Solutions are being sought, including the challenge of decarbonising existing stock, given that 80% of the buildings that will exist in 2050 have already been built. With some chatter emerging of the comparatively lesser-known risks of embodied carbon in existing stock being released through demolition, retrofitting needs to be seen as just as much a priority as new build, if not more? That is arguably oversimplifying the challenge but decarbonising our existing stock is just one issue that needs to move up the agenda quickly. What is more, recent research from Savills shows that more than one billion square feet of office stock in the UK - or 87% - needs to be improved in order to meet the government's 2030 energy efficiency deadlines. Savills also goes on to say that the residential sector requires £330 billion of investment while 1.4 billion square feet of retail needs to be upgraded if UK real estate is to achieve net zero and meet climate change targets. Big decisions need to be made and different paths may now need to be taken.
That is not to dampen my enthusiasm from earlier in the piece, but the challenge facing the industry to reshape our built environment into a more sustainable environment is clearly significant. However, that doesn’t mean it cannot be done, indeed it has to be done. And as I again cast my eye down the shortlists of all the award categories and see the calibre of the organisations involved, I am reminded of the industry’s ability to adapt, to evolve and to create. CO-RE’s and Old Park Lane Management’s development at 20 Ropemaker Street, a nominee in the Deal of the Year category that will deliver 450,000 ft² Grade A BREEAM “Outstanding” and WELL Platinum office space, (the largest-ever commercial project to secure the accreditation) is just one example of this.
The pandemic has left us changed, but arguably better for it and with a greater appreciation of what is needed to take real estate forward.
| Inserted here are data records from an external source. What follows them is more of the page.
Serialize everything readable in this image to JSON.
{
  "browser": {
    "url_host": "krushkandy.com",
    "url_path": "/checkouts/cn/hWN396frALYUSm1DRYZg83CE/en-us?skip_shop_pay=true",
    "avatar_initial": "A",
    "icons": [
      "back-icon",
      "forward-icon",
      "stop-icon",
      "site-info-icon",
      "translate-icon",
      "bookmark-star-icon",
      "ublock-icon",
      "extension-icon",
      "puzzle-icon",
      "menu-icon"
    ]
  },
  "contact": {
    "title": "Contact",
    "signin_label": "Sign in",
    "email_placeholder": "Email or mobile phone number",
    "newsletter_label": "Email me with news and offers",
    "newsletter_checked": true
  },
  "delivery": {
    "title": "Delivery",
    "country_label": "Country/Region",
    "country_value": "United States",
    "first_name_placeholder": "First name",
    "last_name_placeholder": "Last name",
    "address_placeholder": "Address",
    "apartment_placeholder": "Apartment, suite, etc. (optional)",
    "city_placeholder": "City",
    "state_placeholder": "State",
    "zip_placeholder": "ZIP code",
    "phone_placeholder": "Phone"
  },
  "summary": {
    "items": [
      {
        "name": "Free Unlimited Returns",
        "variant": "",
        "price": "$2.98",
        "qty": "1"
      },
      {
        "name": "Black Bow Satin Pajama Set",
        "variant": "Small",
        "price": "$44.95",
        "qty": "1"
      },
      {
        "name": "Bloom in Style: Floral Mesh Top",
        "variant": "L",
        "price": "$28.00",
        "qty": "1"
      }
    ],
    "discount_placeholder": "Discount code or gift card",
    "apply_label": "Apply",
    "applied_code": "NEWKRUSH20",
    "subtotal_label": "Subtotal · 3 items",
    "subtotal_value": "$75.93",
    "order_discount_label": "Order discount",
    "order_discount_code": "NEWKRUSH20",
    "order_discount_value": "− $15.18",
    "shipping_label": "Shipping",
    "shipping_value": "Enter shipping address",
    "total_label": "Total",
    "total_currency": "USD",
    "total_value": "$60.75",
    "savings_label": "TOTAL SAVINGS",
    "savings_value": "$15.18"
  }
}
As Aristotle once said – perhaps whilst sat in a plot of prime real estate in ancient Athens – “We are what we repeatedly do. Excellence, then, is not an act, but a habit." The sustainability challenge is huge, but we are up to the task – it is what we do.